## Task goal
Please find every line in the entries below that contains the string "text", and copy it.

## Supplied records
■ ■ ■ ■ ■

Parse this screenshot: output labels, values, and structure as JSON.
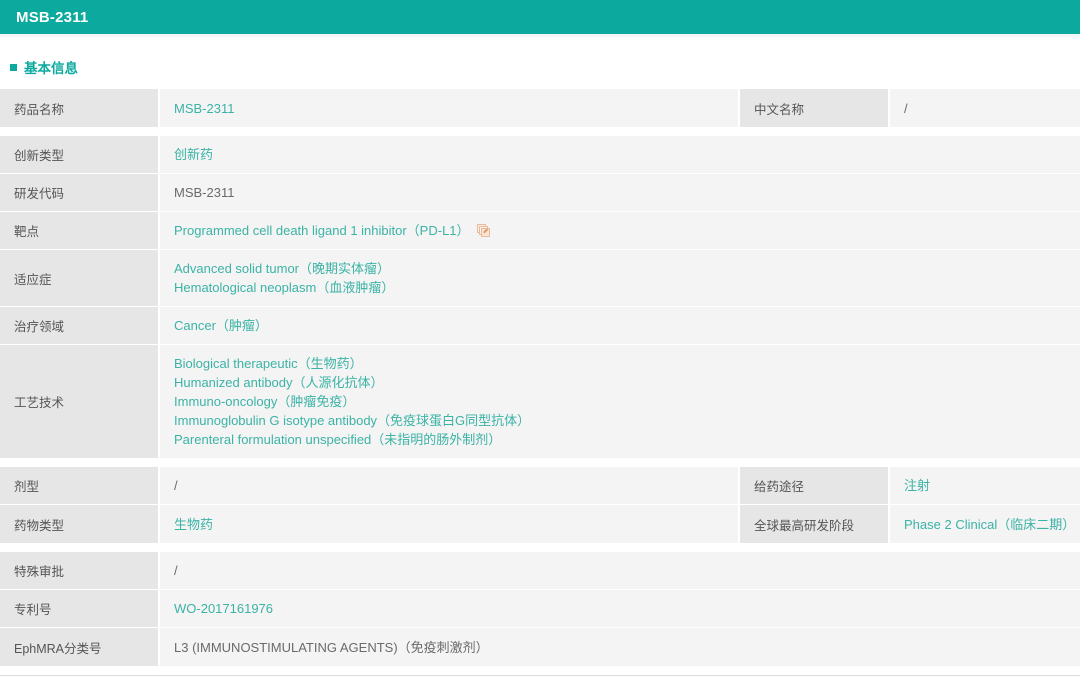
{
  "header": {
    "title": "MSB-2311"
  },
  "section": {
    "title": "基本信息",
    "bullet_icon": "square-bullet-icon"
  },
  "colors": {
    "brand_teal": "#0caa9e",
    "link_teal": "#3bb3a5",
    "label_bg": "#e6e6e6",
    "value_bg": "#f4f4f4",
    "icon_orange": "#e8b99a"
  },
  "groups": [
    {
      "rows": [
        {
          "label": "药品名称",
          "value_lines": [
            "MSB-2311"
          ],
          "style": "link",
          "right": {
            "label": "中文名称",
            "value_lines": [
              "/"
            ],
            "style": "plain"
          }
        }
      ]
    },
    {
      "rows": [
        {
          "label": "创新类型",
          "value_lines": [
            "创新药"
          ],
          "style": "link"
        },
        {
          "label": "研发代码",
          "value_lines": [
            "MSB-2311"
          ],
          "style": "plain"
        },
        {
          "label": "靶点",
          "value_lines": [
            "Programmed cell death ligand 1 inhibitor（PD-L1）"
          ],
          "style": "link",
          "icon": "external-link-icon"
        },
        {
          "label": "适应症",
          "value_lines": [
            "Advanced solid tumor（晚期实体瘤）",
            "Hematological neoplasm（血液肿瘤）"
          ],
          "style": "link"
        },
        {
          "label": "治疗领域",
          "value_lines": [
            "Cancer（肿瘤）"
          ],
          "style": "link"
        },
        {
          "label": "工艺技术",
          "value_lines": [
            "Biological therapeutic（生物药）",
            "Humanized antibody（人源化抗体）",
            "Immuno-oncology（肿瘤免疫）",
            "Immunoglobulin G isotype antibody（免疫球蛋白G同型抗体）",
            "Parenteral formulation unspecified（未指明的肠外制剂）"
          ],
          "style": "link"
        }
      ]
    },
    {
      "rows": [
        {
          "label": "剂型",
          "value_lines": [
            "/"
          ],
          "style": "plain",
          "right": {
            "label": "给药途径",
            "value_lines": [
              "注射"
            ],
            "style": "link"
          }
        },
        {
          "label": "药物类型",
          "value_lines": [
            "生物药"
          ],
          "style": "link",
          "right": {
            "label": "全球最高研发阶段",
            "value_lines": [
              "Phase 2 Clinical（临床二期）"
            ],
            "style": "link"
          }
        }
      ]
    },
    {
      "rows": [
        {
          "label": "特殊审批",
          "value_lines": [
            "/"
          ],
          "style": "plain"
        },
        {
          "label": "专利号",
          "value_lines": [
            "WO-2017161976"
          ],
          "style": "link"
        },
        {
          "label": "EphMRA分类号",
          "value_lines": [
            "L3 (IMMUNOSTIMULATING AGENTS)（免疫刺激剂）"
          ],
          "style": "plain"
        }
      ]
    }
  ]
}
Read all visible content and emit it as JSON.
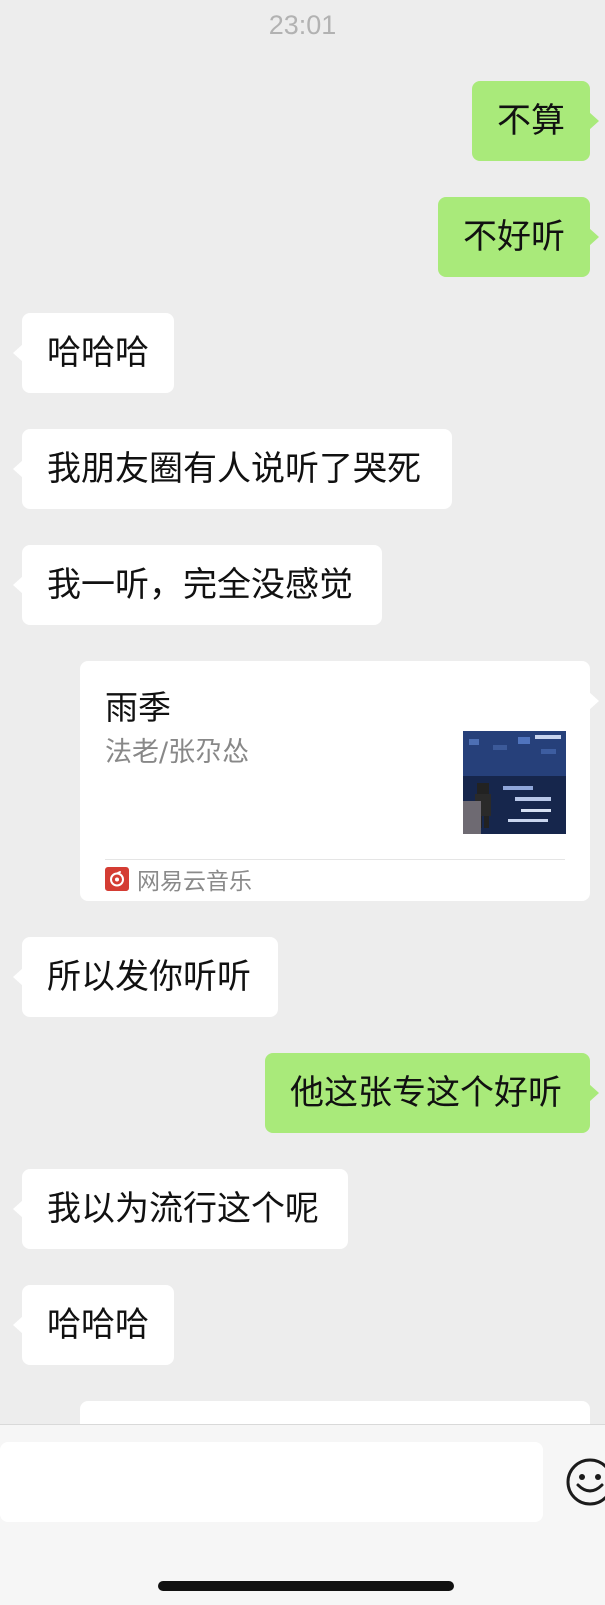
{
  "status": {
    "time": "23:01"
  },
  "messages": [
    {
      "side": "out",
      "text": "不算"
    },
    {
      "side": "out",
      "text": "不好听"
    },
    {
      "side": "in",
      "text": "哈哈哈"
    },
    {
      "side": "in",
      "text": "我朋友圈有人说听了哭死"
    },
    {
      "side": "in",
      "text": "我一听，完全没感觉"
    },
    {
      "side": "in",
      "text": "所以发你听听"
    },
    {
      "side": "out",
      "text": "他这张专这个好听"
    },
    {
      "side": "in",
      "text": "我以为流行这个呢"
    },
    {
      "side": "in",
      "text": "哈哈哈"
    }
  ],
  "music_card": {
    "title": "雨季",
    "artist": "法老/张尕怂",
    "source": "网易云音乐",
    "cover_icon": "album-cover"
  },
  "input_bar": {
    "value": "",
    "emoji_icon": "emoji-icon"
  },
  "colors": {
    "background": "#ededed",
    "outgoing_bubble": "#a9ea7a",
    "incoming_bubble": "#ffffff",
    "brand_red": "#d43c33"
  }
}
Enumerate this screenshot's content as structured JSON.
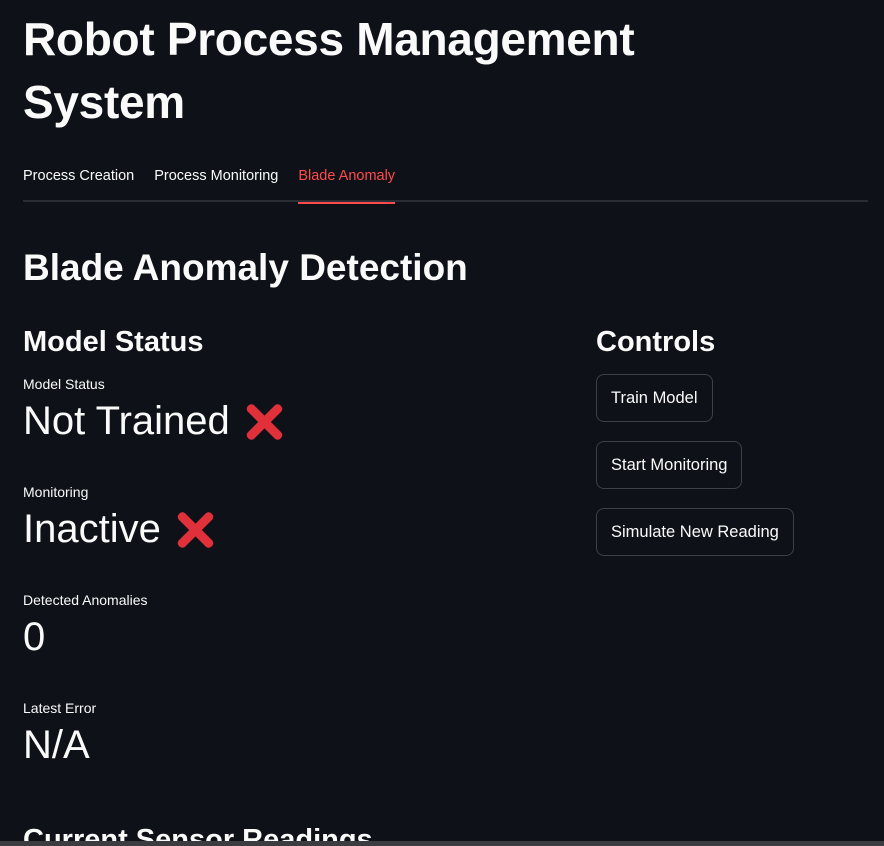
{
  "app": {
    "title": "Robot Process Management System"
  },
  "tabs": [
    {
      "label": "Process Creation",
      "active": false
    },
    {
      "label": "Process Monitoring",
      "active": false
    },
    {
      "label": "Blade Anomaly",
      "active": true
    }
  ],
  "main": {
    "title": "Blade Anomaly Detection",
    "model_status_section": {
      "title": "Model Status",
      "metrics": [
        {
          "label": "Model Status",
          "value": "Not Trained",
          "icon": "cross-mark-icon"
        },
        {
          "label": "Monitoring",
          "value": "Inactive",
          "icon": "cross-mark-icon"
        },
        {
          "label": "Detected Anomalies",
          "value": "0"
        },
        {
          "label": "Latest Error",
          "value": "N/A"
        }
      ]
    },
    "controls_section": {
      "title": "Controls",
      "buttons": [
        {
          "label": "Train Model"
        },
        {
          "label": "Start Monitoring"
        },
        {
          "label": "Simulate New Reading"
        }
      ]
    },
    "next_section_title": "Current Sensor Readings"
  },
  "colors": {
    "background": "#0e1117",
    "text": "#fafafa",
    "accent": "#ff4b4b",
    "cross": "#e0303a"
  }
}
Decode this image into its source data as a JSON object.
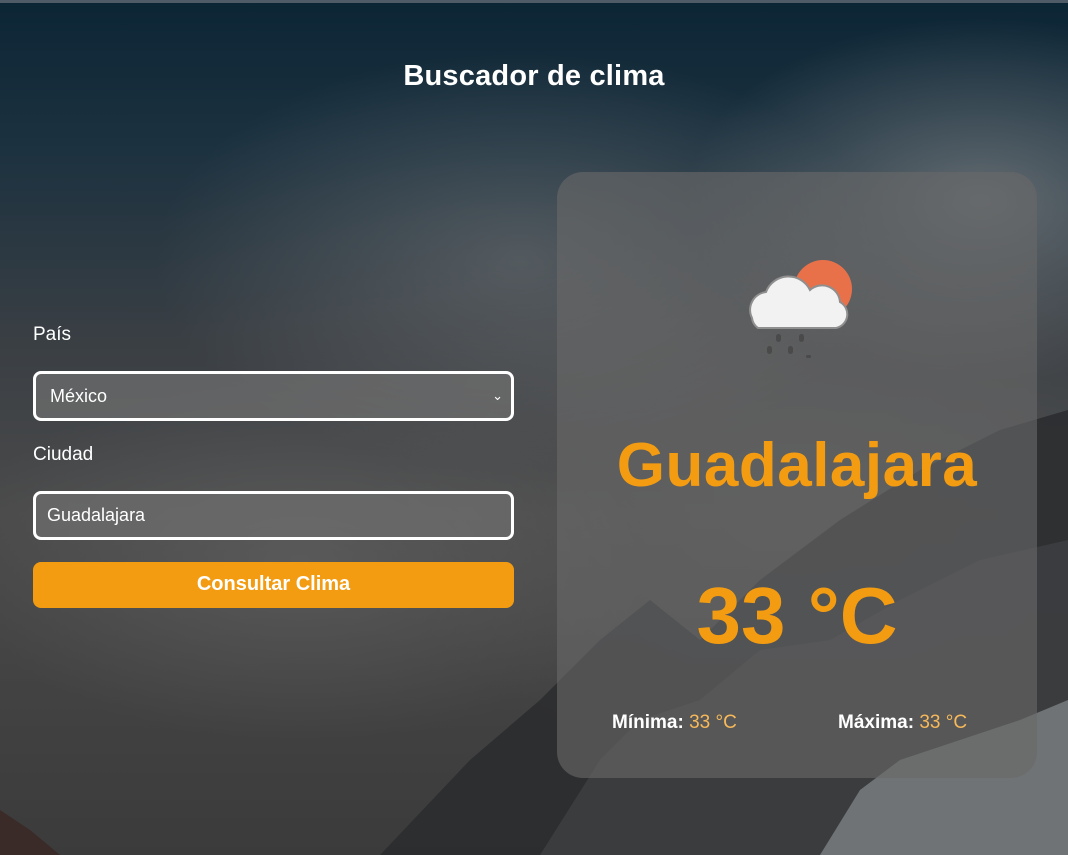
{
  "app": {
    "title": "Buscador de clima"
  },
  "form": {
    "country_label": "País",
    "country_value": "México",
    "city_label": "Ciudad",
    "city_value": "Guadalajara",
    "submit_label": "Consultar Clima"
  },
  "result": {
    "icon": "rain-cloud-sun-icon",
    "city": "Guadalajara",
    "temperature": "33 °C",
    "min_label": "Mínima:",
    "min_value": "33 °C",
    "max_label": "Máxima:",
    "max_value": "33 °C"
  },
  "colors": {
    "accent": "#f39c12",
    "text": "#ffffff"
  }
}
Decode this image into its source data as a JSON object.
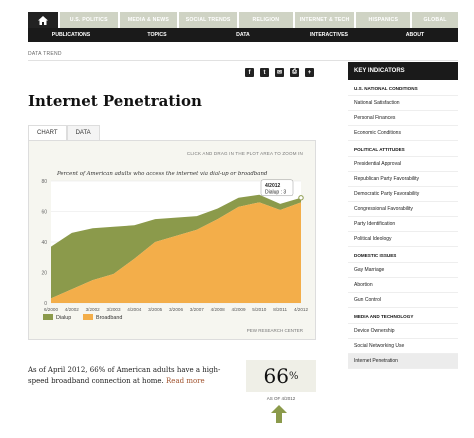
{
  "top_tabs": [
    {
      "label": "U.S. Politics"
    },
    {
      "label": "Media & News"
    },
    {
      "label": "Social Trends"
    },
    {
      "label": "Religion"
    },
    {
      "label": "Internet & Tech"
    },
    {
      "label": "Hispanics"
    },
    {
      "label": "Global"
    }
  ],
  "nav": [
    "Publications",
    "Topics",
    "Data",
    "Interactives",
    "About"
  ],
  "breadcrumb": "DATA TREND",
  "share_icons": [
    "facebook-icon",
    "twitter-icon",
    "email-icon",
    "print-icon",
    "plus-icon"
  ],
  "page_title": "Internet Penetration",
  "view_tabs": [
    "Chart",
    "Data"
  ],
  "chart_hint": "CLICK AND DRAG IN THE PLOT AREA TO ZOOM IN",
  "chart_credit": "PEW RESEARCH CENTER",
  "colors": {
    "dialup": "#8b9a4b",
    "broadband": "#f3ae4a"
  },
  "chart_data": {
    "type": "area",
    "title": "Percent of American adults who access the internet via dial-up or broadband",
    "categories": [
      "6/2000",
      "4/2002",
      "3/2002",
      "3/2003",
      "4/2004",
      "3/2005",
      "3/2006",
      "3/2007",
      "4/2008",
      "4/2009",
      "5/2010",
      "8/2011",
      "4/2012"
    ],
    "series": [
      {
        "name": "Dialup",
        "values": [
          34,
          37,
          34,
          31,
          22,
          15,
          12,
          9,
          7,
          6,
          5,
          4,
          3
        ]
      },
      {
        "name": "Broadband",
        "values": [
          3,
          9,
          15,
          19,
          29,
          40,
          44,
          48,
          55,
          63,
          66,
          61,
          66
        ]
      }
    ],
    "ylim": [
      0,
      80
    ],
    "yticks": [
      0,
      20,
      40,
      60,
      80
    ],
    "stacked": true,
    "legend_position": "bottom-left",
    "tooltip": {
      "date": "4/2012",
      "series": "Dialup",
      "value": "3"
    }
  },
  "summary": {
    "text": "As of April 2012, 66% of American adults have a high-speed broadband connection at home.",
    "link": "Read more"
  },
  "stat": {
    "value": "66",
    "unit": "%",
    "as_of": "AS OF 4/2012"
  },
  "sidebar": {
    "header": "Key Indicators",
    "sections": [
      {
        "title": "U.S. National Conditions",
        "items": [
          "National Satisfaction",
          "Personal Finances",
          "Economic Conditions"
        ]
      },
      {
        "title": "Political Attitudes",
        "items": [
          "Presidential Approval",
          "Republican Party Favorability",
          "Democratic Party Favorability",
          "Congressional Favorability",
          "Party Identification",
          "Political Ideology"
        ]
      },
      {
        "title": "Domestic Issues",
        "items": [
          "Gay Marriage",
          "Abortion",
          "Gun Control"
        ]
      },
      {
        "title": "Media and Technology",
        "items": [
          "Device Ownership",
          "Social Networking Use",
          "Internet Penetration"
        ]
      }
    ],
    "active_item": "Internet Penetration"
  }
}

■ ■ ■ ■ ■

## Exercise result
      "text": "不算"
      "text": "不好听"
      "text": "哈哈哈"
      "text": "我朋友圈有人说听了哭死"
      "text": "我一听，完全没感觉"
      "text": "所以发你听听"
      "text": "他这张专这个好听"
      "text": "我以为流行这个呢"
      "text": "哈哈哈"
    "text": "#fafafa",
    "text": "#ffffff"
    "text": "As of April 2012, 66% of American adults have a high-speed broadband connection at home.",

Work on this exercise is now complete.